After the relative lack of variety in recent days, today turned out to be rather special. It started with the inevitable shots of the young goslings. They're so cute that I can't resist taking pictures of them even though I already have far too many and the 'cute' season is only just beginning.
Some of the moorhens are nest-sitting so the appearance of some of the ugliest babies
in nature can't be too long. In the meantime, the adults are taking time out to have their annual jousting competitions. Incidentally, the chicks are a solid month later this year than previously.
I was planning to head back there at lunchtime, but mid-morning received an email from a colleague who had seen a fox on the edge of campus, out near the playing fields. Fox? Sighting? Yes, that's where I headed, more in hope than anticipation of any success. For about half an hour I couldn't spot anything and was beginning to question whether I had got the right location. Then I looked up onto a grassy slope in the distance and though it was barely visible to the naked eye there was just enough of a disturbance to the green swathes to make me look through the camera.
At that kind of distance I can't expect much from the shots, but it's a start. I did move in closer once it was out of sight, but that was it for the day. I'll be back there next week if the weather holds.

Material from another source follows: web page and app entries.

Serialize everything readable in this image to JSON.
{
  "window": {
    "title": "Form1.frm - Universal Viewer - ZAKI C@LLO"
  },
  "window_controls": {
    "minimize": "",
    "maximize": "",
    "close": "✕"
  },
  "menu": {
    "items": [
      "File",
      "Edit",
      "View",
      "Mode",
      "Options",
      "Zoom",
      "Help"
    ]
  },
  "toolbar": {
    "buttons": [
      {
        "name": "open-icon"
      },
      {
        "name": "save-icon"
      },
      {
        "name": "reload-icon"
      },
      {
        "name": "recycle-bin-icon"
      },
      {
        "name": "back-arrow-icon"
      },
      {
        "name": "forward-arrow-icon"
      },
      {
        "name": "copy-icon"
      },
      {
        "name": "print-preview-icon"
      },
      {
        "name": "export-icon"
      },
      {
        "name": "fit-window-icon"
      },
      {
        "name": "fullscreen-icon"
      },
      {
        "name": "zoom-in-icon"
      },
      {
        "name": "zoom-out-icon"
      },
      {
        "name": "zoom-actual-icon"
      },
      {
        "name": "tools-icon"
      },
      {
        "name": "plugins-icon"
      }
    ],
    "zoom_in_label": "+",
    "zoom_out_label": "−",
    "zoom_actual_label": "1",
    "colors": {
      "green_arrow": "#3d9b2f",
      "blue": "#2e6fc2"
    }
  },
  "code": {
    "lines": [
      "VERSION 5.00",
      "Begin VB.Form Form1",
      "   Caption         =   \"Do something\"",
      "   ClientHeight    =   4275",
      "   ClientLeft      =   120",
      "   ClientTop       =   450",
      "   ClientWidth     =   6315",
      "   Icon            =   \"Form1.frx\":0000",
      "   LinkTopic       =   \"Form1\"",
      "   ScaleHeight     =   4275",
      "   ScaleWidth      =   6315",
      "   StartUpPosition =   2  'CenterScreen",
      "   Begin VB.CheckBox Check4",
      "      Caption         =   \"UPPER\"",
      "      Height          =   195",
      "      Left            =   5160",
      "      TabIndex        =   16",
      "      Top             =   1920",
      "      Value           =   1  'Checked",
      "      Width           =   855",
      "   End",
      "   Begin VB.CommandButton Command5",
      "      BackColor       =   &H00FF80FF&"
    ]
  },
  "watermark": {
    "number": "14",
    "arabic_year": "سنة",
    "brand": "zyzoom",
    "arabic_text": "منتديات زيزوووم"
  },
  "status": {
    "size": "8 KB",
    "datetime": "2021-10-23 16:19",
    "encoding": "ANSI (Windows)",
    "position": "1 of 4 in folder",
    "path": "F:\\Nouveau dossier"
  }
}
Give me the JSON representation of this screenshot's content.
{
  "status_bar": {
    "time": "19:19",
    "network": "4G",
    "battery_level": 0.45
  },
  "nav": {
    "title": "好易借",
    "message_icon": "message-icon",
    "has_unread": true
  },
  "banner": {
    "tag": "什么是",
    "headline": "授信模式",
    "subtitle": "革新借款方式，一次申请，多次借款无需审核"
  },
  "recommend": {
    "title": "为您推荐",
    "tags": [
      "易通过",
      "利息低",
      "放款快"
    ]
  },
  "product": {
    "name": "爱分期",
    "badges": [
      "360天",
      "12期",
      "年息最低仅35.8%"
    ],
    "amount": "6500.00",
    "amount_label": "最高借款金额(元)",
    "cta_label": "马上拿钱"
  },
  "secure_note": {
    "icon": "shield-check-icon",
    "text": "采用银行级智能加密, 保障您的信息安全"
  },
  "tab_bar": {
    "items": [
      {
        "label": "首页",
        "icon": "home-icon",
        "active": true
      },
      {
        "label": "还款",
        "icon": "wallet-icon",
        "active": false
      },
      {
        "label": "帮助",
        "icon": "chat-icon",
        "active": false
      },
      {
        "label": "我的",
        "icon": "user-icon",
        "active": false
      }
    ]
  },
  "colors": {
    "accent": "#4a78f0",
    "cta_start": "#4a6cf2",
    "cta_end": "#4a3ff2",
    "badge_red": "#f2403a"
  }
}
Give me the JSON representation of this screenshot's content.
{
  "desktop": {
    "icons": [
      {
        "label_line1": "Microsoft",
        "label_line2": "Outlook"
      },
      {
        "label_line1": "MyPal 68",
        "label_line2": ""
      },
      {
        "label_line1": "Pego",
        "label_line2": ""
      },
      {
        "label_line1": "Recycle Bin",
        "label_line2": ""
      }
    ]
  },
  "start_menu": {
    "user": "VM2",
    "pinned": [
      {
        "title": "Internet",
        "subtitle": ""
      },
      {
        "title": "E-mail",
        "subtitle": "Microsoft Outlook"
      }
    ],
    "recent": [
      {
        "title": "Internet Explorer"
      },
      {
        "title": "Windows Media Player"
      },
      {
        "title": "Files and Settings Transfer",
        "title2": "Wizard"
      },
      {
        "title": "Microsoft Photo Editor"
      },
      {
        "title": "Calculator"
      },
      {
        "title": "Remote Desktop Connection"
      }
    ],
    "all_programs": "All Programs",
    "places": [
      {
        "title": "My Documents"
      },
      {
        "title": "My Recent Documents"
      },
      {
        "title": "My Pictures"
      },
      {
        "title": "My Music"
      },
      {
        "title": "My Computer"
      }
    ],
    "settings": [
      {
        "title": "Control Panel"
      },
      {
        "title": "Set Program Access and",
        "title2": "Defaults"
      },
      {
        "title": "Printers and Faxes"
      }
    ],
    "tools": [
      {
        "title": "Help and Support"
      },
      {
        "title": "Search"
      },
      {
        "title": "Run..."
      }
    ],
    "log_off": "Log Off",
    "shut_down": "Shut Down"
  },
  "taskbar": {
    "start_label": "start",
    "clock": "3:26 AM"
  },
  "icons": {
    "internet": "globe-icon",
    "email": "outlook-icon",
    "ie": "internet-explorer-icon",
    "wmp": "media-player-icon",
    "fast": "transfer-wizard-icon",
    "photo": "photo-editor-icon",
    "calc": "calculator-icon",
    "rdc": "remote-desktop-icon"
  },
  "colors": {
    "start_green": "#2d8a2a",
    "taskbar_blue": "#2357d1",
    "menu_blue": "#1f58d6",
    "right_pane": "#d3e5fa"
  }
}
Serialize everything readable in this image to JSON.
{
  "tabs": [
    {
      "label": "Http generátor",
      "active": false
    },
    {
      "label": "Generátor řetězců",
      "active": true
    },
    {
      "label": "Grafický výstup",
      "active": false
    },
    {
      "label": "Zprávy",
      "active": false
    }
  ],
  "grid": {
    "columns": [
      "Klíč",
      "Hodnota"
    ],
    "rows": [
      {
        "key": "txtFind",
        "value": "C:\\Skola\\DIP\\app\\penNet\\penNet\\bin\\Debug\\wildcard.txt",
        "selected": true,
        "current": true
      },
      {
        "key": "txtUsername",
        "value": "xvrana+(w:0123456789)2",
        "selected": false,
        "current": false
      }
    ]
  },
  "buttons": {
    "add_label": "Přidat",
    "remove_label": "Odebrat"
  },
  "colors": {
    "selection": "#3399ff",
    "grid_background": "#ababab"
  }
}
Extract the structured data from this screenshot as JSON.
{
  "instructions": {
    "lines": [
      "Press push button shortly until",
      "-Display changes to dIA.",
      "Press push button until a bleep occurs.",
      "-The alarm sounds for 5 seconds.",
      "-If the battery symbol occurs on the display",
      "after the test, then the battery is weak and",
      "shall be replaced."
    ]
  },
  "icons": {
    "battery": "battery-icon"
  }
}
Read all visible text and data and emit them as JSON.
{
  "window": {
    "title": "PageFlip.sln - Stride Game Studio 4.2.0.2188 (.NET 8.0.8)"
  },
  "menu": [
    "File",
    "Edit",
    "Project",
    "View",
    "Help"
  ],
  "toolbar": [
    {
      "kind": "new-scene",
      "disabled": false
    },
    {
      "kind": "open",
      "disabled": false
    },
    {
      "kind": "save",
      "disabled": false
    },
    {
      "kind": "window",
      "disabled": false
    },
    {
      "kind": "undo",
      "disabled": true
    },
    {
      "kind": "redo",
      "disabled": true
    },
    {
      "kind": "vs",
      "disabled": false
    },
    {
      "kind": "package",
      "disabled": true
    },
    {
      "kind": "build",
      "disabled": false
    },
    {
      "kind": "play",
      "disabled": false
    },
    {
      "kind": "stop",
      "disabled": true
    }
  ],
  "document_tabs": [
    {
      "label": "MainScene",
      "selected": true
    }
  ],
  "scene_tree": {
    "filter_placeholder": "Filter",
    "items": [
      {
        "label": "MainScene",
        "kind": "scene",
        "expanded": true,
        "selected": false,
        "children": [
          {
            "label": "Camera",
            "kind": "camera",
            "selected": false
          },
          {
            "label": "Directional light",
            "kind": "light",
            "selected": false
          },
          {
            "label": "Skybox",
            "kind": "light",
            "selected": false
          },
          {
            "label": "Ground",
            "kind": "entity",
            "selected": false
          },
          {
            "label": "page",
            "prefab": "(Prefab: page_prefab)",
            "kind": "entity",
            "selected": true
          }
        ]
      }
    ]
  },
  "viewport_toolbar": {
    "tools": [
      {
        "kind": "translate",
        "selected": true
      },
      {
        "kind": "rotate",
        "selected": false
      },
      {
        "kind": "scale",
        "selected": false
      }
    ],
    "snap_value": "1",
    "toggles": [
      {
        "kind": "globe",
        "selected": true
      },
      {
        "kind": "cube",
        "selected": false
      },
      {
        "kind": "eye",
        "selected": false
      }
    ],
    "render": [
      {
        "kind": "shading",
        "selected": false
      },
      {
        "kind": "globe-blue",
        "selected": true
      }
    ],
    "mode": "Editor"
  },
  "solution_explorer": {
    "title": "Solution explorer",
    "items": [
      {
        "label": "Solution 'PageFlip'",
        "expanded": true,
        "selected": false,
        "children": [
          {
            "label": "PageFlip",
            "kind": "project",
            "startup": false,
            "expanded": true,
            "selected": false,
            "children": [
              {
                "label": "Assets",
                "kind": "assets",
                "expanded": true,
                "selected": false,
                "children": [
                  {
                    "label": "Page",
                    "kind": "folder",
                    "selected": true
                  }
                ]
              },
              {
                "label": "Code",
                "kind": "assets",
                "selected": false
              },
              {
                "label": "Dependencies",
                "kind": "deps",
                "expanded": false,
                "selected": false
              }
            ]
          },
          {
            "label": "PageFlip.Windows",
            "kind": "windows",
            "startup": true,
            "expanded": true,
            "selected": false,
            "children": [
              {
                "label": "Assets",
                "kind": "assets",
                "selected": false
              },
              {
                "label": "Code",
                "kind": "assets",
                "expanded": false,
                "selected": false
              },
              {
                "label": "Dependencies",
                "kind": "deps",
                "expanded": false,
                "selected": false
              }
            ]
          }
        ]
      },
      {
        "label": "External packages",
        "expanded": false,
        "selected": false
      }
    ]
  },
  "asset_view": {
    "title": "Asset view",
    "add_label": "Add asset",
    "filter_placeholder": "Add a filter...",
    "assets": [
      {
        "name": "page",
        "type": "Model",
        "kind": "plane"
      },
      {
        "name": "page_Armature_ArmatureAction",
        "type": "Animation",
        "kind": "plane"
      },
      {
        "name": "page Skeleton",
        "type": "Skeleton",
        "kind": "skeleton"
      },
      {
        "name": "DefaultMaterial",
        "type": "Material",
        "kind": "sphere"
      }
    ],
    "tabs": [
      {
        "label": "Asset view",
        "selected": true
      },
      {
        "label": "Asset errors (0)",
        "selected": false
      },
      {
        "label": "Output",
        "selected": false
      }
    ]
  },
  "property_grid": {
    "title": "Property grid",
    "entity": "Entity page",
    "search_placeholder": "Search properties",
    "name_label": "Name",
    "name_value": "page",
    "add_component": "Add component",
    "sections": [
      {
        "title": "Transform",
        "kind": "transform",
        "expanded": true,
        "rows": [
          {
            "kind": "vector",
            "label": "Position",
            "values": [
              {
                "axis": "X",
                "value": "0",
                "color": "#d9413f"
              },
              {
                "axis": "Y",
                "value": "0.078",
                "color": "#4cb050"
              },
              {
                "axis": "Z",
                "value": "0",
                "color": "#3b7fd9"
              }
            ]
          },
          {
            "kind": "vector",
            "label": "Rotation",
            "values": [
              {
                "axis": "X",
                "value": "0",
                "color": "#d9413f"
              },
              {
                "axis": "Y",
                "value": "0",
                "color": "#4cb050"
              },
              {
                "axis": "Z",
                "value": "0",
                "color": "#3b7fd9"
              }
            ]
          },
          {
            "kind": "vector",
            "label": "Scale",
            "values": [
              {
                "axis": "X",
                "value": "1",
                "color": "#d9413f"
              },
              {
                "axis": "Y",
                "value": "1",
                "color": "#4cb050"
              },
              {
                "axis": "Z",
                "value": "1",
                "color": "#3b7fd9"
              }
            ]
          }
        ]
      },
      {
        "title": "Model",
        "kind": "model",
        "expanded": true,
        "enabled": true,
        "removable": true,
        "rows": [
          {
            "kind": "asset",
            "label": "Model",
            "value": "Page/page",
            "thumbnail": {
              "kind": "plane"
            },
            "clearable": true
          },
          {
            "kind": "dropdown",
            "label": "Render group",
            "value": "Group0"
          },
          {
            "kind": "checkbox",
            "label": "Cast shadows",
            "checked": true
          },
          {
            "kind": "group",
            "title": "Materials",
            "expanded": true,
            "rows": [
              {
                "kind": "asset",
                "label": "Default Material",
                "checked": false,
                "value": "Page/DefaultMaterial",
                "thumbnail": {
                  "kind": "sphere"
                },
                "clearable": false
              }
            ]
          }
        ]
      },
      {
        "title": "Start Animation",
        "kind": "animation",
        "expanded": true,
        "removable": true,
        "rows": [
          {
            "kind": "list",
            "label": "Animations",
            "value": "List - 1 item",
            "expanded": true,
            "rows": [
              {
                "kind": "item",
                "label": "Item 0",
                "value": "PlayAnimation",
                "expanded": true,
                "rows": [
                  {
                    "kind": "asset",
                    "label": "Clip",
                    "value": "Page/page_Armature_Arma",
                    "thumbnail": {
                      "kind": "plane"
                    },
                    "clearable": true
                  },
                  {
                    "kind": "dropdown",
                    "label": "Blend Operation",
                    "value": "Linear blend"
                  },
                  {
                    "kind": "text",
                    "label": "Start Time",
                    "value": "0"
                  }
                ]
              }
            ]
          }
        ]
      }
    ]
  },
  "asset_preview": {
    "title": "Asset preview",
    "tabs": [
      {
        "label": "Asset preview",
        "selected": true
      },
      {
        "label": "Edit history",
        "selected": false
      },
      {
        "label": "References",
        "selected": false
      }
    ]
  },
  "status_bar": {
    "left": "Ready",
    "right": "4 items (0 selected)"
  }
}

The next sequence was grabbed (again at a stupidly long range) as I headed back to work. It's a buzzard being mobbed by a couple of crows.
About a week ago (I'm being really lazy in not checking exactly when) I mentioned that a herring gull had nested outside a colleagues window. I checked out the location again today, but this time from the outside (from the safety of a rooftop veranda). Here she is, and the location should make for some great opportunities to photograph the chicks when they arrive.
I'm slipping behind with video clips, but can confirm that last night's footage shows that we still have four young cubs and three adult foxes visiting.Camera note: fox, buzzard, moorhen and first gosling shot taken with the Canon 7D and EF 400mm f/5.6L USM lens. The rest were taken with the EF 200mm f/2.8L II USM lens.